Assignment: Scan the entries below for the word "date" and copy every line in which it occurs.
══ Records for processing ══
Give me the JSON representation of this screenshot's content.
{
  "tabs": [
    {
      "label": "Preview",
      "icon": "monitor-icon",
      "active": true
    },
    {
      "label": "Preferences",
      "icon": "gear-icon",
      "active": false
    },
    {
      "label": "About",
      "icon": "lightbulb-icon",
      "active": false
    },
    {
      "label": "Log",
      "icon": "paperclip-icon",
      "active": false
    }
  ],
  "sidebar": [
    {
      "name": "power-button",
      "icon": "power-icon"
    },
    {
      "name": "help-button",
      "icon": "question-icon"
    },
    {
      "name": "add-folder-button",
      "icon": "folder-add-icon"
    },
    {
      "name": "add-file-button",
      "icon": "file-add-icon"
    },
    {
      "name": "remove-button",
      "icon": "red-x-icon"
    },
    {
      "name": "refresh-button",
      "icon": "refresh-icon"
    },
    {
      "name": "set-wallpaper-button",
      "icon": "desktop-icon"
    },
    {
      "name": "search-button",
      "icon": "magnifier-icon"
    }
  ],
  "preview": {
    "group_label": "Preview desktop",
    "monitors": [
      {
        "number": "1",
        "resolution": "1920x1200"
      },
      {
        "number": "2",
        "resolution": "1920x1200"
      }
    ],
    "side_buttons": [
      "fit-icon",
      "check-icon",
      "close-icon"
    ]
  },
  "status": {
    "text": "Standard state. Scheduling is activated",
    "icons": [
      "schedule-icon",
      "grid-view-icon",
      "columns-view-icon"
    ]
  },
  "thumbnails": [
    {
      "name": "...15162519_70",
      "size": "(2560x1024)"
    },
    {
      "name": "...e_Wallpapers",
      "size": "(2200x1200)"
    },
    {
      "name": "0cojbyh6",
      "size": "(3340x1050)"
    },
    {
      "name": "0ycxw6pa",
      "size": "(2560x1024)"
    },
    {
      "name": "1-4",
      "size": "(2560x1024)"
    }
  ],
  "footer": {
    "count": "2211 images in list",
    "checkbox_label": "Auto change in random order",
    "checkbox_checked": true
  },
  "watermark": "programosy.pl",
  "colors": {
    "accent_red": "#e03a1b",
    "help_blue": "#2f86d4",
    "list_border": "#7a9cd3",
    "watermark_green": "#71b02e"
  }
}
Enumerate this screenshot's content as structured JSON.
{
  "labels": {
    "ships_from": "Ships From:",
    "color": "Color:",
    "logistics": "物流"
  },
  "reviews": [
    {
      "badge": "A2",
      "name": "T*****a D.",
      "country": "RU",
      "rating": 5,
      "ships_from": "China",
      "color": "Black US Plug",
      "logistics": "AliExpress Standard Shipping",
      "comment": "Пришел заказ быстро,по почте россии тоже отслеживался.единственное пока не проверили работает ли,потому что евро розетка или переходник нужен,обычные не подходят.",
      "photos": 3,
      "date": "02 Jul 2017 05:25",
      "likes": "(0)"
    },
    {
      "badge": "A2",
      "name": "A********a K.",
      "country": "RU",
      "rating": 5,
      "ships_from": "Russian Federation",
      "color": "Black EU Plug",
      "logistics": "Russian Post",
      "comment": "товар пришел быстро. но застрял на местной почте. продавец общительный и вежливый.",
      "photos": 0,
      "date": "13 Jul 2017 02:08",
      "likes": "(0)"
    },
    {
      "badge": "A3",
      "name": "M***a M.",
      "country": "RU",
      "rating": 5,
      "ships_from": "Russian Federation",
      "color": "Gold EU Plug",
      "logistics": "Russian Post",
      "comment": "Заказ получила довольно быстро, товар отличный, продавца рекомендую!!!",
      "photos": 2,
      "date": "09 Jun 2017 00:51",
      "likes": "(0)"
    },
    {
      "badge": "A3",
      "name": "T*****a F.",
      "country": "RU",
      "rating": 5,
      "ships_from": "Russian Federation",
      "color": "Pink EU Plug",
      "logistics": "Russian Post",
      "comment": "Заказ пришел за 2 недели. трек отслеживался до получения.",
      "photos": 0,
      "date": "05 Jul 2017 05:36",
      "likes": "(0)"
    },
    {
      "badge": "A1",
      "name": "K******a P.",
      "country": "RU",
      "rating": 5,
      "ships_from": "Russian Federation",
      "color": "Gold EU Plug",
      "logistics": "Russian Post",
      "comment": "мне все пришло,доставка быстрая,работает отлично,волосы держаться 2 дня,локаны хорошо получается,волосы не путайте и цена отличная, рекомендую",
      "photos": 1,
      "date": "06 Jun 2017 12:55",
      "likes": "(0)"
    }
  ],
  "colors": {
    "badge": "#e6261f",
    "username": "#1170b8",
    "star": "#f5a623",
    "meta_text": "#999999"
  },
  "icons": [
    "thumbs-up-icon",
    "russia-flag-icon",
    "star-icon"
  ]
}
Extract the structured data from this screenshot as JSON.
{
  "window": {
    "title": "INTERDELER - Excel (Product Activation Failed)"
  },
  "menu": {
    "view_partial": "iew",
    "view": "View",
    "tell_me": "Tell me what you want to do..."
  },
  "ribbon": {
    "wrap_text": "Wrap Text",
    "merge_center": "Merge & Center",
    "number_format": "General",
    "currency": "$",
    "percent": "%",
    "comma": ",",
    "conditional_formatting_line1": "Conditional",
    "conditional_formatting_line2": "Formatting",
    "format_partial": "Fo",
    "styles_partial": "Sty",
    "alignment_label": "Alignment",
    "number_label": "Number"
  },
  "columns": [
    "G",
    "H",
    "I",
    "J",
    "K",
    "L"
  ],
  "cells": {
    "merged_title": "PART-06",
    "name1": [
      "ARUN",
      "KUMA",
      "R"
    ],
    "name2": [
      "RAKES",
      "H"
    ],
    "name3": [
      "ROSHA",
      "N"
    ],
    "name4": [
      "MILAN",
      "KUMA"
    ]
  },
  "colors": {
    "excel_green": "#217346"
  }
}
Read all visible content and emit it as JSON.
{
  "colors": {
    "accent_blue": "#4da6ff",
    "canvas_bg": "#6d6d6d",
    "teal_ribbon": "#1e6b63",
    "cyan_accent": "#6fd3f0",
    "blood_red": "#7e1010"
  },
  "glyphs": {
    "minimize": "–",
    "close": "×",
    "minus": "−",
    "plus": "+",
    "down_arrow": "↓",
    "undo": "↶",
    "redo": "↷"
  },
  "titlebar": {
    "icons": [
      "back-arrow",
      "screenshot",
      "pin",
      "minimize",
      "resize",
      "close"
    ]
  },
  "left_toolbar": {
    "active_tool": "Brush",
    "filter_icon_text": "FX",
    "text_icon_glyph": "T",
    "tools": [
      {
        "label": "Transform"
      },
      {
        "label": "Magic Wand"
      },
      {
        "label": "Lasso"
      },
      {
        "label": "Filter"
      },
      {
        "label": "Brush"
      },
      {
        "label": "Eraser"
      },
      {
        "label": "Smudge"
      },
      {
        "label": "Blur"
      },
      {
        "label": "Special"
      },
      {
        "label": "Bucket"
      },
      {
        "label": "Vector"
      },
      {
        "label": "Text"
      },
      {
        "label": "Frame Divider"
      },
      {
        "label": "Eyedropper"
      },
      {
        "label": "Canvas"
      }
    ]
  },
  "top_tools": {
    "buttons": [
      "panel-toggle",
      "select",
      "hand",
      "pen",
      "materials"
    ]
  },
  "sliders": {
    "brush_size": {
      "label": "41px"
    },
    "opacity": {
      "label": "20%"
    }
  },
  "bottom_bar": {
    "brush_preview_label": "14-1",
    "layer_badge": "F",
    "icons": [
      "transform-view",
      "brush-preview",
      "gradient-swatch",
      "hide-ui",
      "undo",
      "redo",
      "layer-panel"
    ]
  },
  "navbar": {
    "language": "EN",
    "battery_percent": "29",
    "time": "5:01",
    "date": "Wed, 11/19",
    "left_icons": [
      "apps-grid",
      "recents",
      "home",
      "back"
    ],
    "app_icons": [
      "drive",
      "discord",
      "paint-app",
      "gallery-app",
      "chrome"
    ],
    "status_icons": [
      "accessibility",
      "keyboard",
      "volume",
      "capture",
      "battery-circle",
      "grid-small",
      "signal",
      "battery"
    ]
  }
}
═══
Exercise response:
      "date": "02 Jul 2017 05:25",
      "date": "13 Jul 2017 02:08",
      "date": "09 Jun 2017 00:51",
      "date": "05 Jul 2017 05:36",
      "date": "06 Jun 2017 12:55",
    "date": "Wed, 11/19",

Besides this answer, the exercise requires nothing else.